Two mismatched, compulsive gamblers in search of a pot of gold

Two mismatched, compulsive gamblers in search of a pot of gold

Joyce Glasser reviews Mississippi Grind

From to Paul Newman and George C Scott in the Hustler and Newman and Robert Shaw in The Sting; to Mickey Rourke and Eric Roberts in the Pope of Greenwich Village; and to Robert De Niro and Joe Pesci in Casino, buddy gambler films merge with loner gambler films such as Karel Reisz’s The Gambler, in which a school teacher’s gambling addiction drags him down.

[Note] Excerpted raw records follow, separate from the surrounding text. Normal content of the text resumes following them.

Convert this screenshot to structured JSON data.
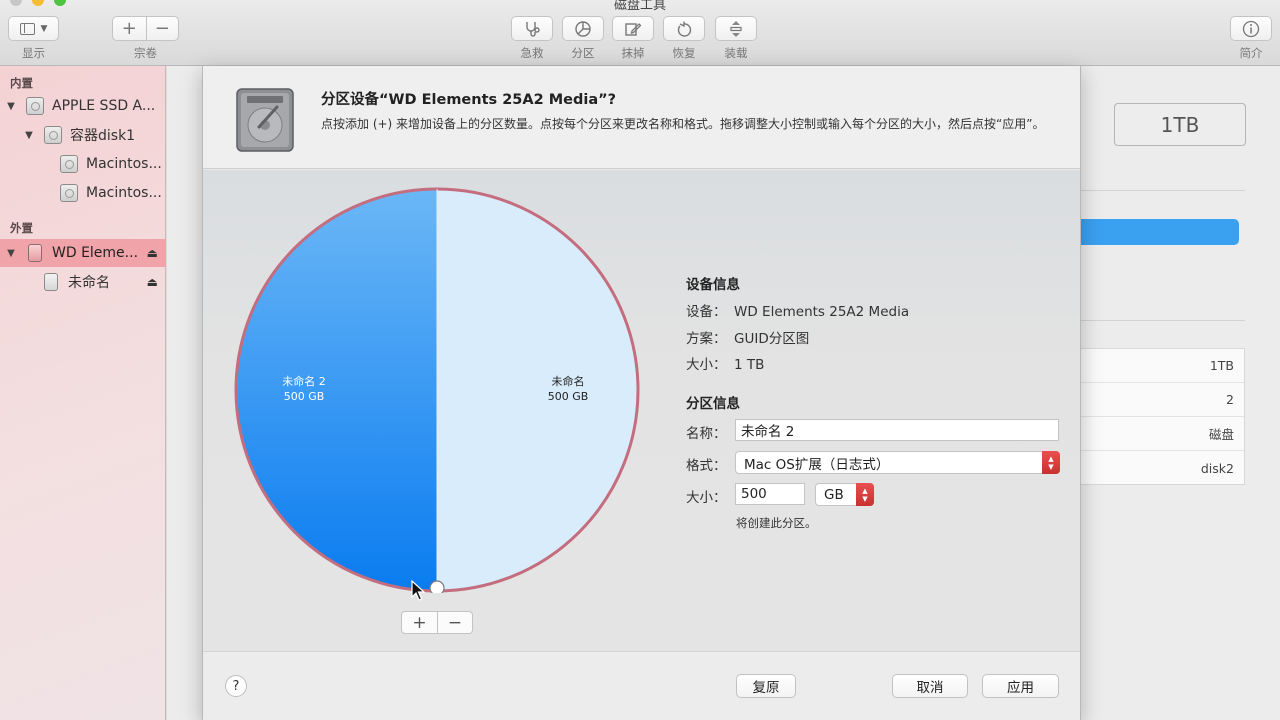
{
  "window": {
    "title": "磁盘工具"
  },
  "toolbar": {
    "view_label": "显示",
    "volume_label": "宗卷",
    "firstaid_label": "急救",
    "partition_label": "分区",
    "erase_label": "抹掉",
    "restore_label": "恢复",
    "mount_label": "装载",
    "info_label": "简介"
  },
  "sidebar": {
    "internal_header": "内置",
    "external_header": "外置",
    "items": [
      {
        "label": "APPLE SSD A..."
      },
      {
        "label": "容器disk1"
      },
      {
        "label": "Macintos..."
      },
      {
        "label": "Macintos..."
      },
      {
        "label": "WD Eleme..."
      },
      {
        "label": "未命名"
      }
    ]
  },
  "main": {
    "capacity": "1TB",
    "table": [
      "1TB",
      "2",
      "磁盘",
      "disk2"
    ]
  },
  "sheet": {
    "title": "分区设备“WD Elements 25A2 Media”?",
    "description": "点按添加 (+) 来增加设备上的分区数量。点按每个分区来更改名称和格式。拖移调整大小控制或输入每个分区的大小，然后点按“应用”。",
    "pie": {
      "slices": [
        {
          "name": "未命名 2",
          "size": "500 GB",
          "fraction": 0.5,
          "color": "#1a87f0"
        },
        {
          "name": "未命名",
          "size": "500 GB",
          "fraction": 0.5,
          "color": "#d9ecfb"
        }
      ]
    },
    "device_info": {
      "title": "设备信息",
      "device_key": "设备：",
      "device_value": "WD Elements 25A2 Media",
      "scheme_key": "方案：",
      "scheme_value": "GUID分区图",
      "size_key": "大小：",
      "size_value": "1 TB"
    },
    "partition_info": {
      "title": "分区信息",
      "name_key": "名称：",
      "name_value": "未命名 2",
      "format_key": "格式：",
      "format_value": "Mac OS扩展（日志式）",
      "size_key": "大小：",
      "size_value": "500",
      "unit_value": "GB",
      "note": "将创建此分区。"
    },
    "buttons": {
      "help": "?",
      "revert": "复原",
      "cancel": "取消",
      "apply": "应用",
      "add": "+",
      "remove": "−"
    }
  },
  "colors": {
    "accent": "#1a87f0",
    "sidebar_selection": "#f0a3a8",
    "popup_stepper": "#d63a3a"
  }
}
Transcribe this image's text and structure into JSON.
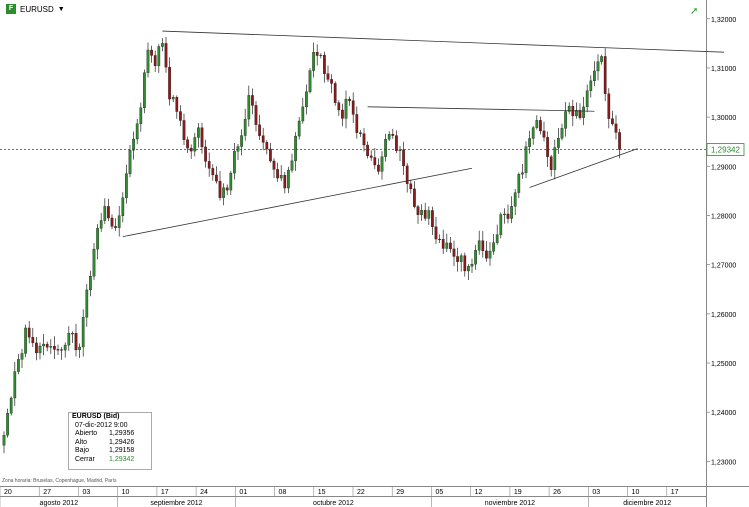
{
  "header": {
    "symbol": "EURUSD",
    "icon_label": "F"
  },
  "icons": {
    "symbol_icon": "chart-app-icon",
    "trend_icon": "trend-arrow-icon"
  },
  "timezone_note": "Zona horaria: Bruselas, Copenhague, Madrid, París",
  "info_box": {
    "title": "EURUSD (Bid)",
    "datetime": "07-dic-2012 9:00",
    "rows": [
      {
        "label": "Abierto",
        "value": "1,29356"
      },
      {
        "label": "Alto",
        "value": "1,29426"
      },
      {
        "label": "Bajo",
        "value": "1,29158"
      },
      {
        "label": "Cerrar",
        "value": "1,29342"
      }
    ]
  },
  "colors": {
    "up": "#2e8b2e",
    "down": "#8b1a1a",
    "current_price_line": "#cc0000",
    "current_price_label": "#2e8b2e"
  },
  "chart_data": {
    "type": "candlestick",
    "ylim": [
      1.225,
      1.323
    ],
    "yticks": [
      "1,23000",
      "1,24000",
      "1,25000",
      "1,26000",
      "1,27000",
      "1,28000",
      "1,29000",
      "1,30000",
      "1,31000",
      "1,32000"
    ],
    "ytick_values": [
      1.23,
      1.24,
      1.25,
      1.26,
      1.27,
      1.28,
      1.29,
      1.3,
      1.31,
      1.32
    ],
    "current_price": 1.29342,
    "current_price_label": "1,29342",
    "x_day_ticks": [
      "20",
      "27",
      "03",
      "10",
      "17",
      "24",
      "01",
      "08",
      "15",
      "22",
      "29",
      "05",
      "12",
      "19",
      "26",
      "03",
      "10",
      "17"
    ],
    "x_months": [
      "agosto 2012",
      "septiembre 2012",
      "octubre 2012",
      "noviembre 2012",
      "diciembre 2012"
    ],
    "path": [
      [
        0,
        1.236
      ],
      [
        3,
        1.247
      ],
      [
        6,
        1.256
      ],
      [
        9,
        1.252
      ],
      [
        12,
        1.254
      ],
      [
        15,
        1.253
      ],
      [
        18,
        1.256
      ],
      [
        21,
        1.252
      ],
      [
        23,
        1.265
      ],
      [
        26,
        1.276
      ],
      [
        28,
        1.282
      ],
      [
        30,
        1.278
      ],
      [
        32,
        1.279
      ],
      [
        34,
        1.289
      ],
      [
        36,
        1.295
      ],
      [
        38,
        1.303
      ],
      [
        40,
        1.313
      ],
      [
        42,
        1.311
      ],
      [
        44,
        1.316
      ],
      [
        46,
        1.305
      ],
      [
        48,
        1.301
      ],
      [
        50,
        1.296
      ],
      [
        52,
        1.293
      ],
      [
        54,
        1.297
      ],
      [
        56,
        1.29
      ],
      [
        58,
        1.288
      ],
      [
        60,
        1.284
      ],
      [
        62,
        1.286
      ],
      [
        64,
        1.293
      ],
      [
        66,
        1.296
      ],
      [
        68,
        1.304
      ],
      [
        70,
        1.298
      ],
      [
        72,
        1.294
      ],
      [
        74,
        1.291
      ],
      [
        76,
        1.288
      ],
      [
        78,
        1.286
      ],
      [
        80,
        1.292
      ],
      [
        82,
        1.298
      ],
      [
        84,
        1.305
      ],
      [
        86,
        1.312
      ],
      [
        88,
        1.312
      ],
      [
        90,
        1.307
      ],
      [
        92,
        1.304
      ],
      [
        94,
        1.301
      ],
      [
        96,
        1.304
      ],
      [
        98,
        1.298
      ],
      [
        100,
        1.295
      ],
      [
        102,
        1.292
      ],
      [
        104,
        1.29
      ],
      [
        106,
        1.295
      ],
      [
        108,
        1.296
      ],
      [
        110,
        1.293
      ],
      [
        112,
        1.286
      ],
      [
        114,
        1.283
      ],
      [
        116,
        1.28
      ],
      [
        118,
        1.281
      ],
      [
        120,
        1.276
      ],
      [
        122,
        1.274
      ],
      [
        124,
        1.273
      ],
      [
        126,
        1.271
      ],
      [
        128,
        1.27
      ],
      [
        130,
        1.271
      ],
      [
        132,
        1.274
      ],
      [
        134,
        1.271
      ],
      [
        136,
        1.274
      ],
      [
        138,
        1.279
      ],
      [
        140,
        1.28
      ],
      [
        142,
        1.285
      ],
      [
        144,
        1.29
      ],
      [
        146,
        1.296
      ],
      [
        148,
        1.299
      ],
      [
        150,
        1.296
      ],
      [
        152,
        1.29
      ],
      [
        154,
        1.295
      ],
      [
        156,
        1.301
      ],
      [
        158,
        1.301
      ],
      [
        160,
        1.301
      ],
      [
        162,
        1.305
      ],
      [
        164,
        1.309
      ],
      [
        166,
        1.311
      ],
      [
        168,
        1.301
      ],
      [
        170,
        1.296
      ],
      [
        171,
        1.2934
      ]
    ],
    "trendlines": [
      {
        "name": "upper",
        "p1": [
          44,
          1.3175
        ],
        "p2": [
          200,
          1.3132
        ]
      },
      {
        "name": "lower-left",
        "p1": [
          33,
          1.2757
        ],
        "p2": [
          130,
          1.2896
        ]
      },
      {
        "name": "neckline",
        "p1": [
          101,
          1.3021
        ],
        "p2": [
          164,
          1.3012
        ]
      },
      {
        "name": "lower-right",
        "p1": [
          146,
          1.2857
        ],
        "p2": [
          176,
          1.2936
        ]
      }
    ]
  }
}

Now Anna Boden and Ryan Fleck, the Writer/Director team behind Half-Nelson, a moving portrait of a school teacher’s fatal drug addiction have made Mississippi Grind –a gambling buddy movie steeped in the genre.

Mississippi Grind is a psychologically convincing character study of two mismatched gamblers who form a bond that is only as strong as the mutual dependency of the addicts.  Gerry (Ben Mendelsohn) is a divorced 40-something real estate agent by day and an indebted gambler on a losing streak by night.

When a mysterious thirty-something drifter named Curtis (Ryan Reynolds) comes to town, Gerry thinks Mississippi Grind credit IMDB cool, level-headed, ladies’ man will change his luck.

For a while, he does but rather than settling his debts, Gerry accompanies Curtis on a road trip down the Mississippi, to a big poker game in New Orleans.

Boden and Fleck are far less interested in action and plot than in character.  We become fully aware of Gerry’s debt problem thanks to a terrific cameo from Alfre Woodard who invites the impecunious Gerry for lunch at a dinner only to leave him without an appetite.

Sienna Miller is convincing as Simone, a prostitute who is in love with Curtis, but knows she can never trust his fanciful invitations.  Tipping their hat to a man who knows all about decadent lifestyles, they include a cameo from James Toback, who wrote the script for Karel Reisz’s The Gambler, here playing a tough-guy with no time for Gerry.

The problem with all films about addiction is that it is painful to watch self-destructive behaviour.  The filmmakers try to lighten the film with glimpses of Delta towns, humour and the possibility of romance, but we see how gambling destroyed Gerry’s marriage and Curtis’ desire to marry Simone.

As in Robert Altman’s California Split, the idea that women are good luck charms gives way to the reality that they are a distraction and potential liability.

While we could easily envisage Ryan Gosling or Jake Gyllenhaal as Curtis, this might be Reynolds’s best performance.  Behind his self-assured façade, we see pain as he realises his love for Simone is as impossible as his partnership with Gerry, a loser going off the rails.  As a lead-man, Mendelssohn is able to display an impressive range of emotions far wider than in his typical villain (Slow West) and psychopath (Animal Kingdom) films.

The Mississippi in the title seems to dictate the meandering structure of the film that makes it a challenge to sustain the tension. The film’s strengths and also its weaknesses derive from its buddy gambling genre. While there is much to admire in Mississippi Grind, for pure entertainment, it cannot match Robert Altman’s California Split, a film which it closely resembles.